Did you know that in the 1930s the Mona Lisa hung in the halls of the newly opened Seattle Art Museum in Volunteer Park on Capitol Hill? And that it was joined by other European masterworks from the Louvre, the Uffizi, and other renowned collections?
They were all here. Or rather, editions of the originals were here. SAM’s founding director Richard E. Fuller initially devoted some of the museum’s gallery space—which was at a premium—to a display of faithful facsimiles of European Old Master paintings. Showing replicas alongside originals might seem problematic or just plain tacky to us today, but we can’t say his choice wasn’t a practical one. Collecting European paintings was never a priority for Fuller, and the costs for these kinds of historical works were often above his budget. Still, Fuller understood the importance of this chapter in the history of art-making. Even while he and his mother, Margaret MacTavish Fuller, were building the museum’s collection by selecting Asian art objects and patronizing local painters, Fuller couldn’t imagine telling a story of art history without the Old Masters.
About 100 years before Fuller was hanging his facsimiles, American painter Samuel Morse (1791-1872) was considering the same issue. Morse’s first profession was painter; he would later become the inventor of the electromagnetic telegraph, immortalized in the term “Morse” code. Like Richard Fuller, Morse was deeply interested in connecting the art of the European masters with America’s present and future cultural production. How to bring the best of European painting to America, so that our local artists might learn and grow from its examples? Using the skills and technology available to him, Morse began a monumental painting that would feature dozens of Old Master artworks in miniature, for the instruction and reference of his fellow American painters.
Morse worked on what would become his masterpiece, Gallery of the Louvre, between 1831-1833, in both Paris and New York. The painting depicts the Salon Carré, a prominent gallery in the Louvre. The artwork has an impressive scale, at roughly six by nine feet. Within Morse’s “gallery picture,” one can spot references to important artists such as Titian, Veronese, Caravaggio, Rubens, and Watteau. A portrait by Anthony van Dyck, much like the SAM’s own Pomponne II de Bellièvre, is prominently featured. See if you can spot Leonardo da Vinci’s Mona Lisa.

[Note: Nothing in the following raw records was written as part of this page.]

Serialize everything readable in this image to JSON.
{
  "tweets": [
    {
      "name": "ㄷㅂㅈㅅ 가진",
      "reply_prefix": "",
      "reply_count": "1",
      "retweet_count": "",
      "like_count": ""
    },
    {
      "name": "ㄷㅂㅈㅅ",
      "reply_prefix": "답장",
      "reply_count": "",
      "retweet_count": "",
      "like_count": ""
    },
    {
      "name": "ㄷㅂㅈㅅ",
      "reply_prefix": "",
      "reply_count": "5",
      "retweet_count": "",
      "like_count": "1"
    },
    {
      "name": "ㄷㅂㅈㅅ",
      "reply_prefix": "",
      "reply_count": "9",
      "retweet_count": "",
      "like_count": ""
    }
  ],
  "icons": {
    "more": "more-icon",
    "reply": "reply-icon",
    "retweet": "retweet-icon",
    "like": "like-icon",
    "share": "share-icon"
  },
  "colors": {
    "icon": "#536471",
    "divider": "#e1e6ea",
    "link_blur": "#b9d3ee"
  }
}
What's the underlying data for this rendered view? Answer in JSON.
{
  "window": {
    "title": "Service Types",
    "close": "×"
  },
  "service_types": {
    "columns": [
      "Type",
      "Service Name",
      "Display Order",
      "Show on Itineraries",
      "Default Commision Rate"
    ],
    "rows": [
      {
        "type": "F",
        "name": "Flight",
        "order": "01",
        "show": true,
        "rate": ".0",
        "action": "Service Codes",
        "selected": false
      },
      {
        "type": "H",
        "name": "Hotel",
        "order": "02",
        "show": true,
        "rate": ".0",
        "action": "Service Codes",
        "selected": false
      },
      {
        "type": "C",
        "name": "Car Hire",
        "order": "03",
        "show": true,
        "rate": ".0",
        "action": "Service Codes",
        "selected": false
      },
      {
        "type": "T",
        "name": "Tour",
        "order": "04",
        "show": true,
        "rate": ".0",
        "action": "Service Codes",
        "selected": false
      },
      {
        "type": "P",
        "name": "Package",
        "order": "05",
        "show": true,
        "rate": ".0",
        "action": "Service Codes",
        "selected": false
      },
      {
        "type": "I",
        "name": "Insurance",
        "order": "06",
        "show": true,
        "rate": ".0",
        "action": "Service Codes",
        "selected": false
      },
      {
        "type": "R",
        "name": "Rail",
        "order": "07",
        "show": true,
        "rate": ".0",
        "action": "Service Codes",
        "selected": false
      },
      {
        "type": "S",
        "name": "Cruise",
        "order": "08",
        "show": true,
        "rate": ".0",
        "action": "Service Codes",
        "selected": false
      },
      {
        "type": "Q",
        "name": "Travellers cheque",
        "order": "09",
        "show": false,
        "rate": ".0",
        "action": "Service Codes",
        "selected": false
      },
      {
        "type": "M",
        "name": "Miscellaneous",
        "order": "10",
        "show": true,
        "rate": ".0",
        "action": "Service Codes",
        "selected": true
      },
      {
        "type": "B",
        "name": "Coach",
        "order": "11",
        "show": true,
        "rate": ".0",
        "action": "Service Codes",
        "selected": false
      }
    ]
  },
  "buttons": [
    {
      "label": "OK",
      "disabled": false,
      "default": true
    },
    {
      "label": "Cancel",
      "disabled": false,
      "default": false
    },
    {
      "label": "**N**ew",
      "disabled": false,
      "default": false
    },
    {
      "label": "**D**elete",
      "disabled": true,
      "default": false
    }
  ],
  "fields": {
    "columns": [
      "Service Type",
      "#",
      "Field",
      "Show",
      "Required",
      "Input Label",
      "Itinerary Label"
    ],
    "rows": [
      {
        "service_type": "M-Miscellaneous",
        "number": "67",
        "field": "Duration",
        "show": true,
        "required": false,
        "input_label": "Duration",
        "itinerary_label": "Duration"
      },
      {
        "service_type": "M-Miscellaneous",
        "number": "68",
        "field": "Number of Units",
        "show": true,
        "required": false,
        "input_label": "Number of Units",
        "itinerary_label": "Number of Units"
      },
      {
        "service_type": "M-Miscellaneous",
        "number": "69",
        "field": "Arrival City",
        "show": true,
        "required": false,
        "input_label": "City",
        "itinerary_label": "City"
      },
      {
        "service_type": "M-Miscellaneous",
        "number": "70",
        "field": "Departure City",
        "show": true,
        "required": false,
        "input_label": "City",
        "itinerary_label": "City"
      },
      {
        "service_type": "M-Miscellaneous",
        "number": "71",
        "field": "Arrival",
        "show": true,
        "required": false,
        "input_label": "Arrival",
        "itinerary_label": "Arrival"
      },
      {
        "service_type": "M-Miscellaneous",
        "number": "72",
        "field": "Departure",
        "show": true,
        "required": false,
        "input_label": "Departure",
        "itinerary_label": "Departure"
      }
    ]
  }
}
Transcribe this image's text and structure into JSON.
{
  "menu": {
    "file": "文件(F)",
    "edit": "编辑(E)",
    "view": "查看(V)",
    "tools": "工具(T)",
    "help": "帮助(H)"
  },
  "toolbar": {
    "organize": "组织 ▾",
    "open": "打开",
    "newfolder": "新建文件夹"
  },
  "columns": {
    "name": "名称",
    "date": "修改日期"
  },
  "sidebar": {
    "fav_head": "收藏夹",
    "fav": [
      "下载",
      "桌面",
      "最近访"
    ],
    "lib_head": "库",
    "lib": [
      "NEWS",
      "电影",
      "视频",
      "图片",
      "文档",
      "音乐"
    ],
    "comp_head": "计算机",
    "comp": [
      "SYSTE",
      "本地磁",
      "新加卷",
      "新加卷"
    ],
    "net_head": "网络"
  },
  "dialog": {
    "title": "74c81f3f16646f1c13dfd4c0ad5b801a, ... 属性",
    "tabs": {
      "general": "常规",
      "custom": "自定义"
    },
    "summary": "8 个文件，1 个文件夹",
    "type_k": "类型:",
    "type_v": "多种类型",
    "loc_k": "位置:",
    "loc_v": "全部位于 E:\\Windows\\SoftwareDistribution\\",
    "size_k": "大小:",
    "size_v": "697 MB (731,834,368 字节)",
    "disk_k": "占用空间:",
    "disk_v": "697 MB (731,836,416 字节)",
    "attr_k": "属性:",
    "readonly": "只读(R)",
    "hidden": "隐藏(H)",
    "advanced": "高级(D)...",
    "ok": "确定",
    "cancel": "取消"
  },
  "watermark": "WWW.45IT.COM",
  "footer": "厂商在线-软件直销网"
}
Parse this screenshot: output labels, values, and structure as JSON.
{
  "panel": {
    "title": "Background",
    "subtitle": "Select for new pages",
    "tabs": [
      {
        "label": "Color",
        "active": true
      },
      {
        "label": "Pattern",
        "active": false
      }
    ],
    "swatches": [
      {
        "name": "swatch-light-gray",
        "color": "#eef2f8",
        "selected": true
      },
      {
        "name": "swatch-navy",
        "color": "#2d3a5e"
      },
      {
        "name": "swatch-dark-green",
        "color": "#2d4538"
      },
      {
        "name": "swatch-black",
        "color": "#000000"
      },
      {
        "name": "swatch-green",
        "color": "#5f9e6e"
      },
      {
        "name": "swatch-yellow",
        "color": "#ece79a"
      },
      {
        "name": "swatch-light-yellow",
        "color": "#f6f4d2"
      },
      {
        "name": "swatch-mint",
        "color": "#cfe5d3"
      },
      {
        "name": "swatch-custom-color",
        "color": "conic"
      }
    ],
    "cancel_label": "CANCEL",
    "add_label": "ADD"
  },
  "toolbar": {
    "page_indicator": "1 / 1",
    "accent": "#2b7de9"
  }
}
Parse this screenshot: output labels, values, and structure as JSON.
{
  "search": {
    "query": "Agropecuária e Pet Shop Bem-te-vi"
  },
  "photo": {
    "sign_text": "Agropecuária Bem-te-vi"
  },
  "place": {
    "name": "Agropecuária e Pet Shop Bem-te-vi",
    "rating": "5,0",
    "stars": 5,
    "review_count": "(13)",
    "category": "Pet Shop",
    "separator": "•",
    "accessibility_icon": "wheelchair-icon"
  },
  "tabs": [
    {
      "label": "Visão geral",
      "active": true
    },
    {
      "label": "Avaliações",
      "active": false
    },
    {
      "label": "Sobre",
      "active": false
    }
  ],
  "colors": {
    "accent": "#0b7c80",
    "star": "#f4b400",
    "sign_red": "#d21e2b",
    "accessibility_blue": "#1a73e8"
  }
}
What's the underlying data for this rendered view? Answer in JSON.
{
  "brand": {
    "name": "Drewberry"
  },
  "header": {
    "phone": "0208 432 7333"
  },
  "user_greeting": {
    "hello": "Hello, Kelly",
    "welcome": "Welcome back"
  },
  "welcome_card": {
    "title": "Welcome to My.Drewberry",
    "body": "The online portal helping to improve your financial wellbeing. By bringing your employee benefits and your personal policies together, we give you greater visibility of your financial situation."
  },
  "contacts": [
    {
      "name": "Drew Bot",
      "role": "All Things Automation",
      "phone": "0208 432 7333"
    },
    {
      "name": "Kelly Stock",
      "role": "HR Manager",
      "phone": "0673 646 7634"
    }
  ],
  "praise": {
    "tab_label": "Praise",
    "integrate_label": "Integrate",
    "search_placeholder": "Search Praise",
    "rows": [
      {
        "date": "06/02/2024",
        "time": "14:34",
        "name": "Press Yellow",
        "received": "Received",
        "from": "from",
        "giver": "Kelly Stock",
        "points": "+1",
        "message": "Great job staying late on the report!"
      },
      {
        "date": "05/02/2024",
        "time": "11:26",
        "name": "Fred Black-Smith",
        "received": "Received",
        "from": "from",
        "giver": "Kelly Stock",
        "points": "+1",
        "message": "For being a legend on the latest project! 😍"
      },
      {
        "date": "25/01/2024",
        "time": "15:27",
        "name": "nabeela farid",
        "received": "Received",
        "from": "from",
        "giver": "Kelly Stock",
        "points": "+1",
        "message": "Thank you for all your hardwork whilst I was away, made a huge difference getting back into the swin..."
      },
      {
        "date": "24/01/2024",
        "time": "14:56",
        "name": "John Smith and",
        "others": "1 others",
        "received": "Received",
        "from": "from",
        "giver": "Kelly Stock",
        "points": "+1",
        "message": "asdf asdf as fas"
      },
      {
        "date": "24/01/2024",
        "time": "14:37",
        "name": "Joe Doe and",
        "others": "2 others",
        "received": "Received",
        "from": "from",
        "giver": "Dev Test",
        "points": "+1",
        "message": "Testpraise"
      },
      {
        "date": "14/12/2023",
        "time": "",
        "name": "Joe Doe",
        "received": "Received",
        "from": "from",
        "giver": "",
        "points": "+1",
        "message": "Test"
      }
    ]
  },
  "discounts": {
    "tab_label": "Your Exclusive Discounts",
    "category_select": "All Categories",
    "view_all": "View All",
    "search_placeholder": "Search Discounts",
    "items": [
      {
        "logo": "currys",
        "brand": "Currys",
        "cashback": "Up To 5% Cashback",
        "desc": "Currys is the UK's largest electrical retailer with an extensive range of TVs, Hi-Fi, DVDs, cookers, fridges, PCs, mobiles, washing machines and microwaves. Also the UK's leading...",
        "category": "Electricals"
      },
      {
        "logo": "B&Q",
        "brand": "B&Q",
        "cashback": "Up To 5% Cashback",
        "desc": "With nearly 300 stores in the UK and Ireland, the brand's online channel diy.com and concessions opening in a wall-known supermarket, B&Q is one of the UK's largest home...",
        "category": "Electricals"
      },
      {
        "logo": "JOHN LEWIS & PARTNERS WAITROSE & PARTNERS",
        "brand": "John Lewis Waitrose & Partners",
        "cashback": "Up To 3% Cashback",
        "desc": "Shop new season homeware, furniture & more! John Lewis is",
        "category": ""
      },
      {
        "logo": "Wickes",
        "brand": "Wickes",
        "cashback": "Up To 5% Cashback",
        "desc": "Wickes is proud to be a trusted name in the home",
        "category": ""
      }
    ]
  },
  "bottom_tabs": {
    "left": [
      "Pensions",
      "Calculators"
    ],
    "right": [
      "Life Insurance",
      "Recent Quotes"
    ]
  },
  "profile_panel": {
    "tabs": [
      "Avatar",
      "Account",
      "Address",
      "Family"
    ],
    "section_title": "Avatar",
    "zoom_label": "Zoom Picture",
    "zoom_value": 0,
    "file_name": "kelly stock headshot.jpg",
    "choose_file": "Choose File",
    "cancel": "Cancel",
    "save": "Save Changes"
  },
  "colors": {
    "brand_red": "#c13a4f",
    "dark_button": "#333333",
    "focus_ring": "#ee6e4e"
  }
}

Thanks to a traveling exhibition organized by the Terra Foundation for American Art—the proud owner of Gallery of the Louvre—this significant historical painting is now on display at SAM in Samuel F. B. Morse’s Gallery of the Louvre and the Art of Invention. To view this massive work is to see and appreciate Morse’s skillful execution and his faithful attention to the like-minded artists who came before him. Come see and enjoy!
—Jeffrey Carlson, SAM Collections Coordinator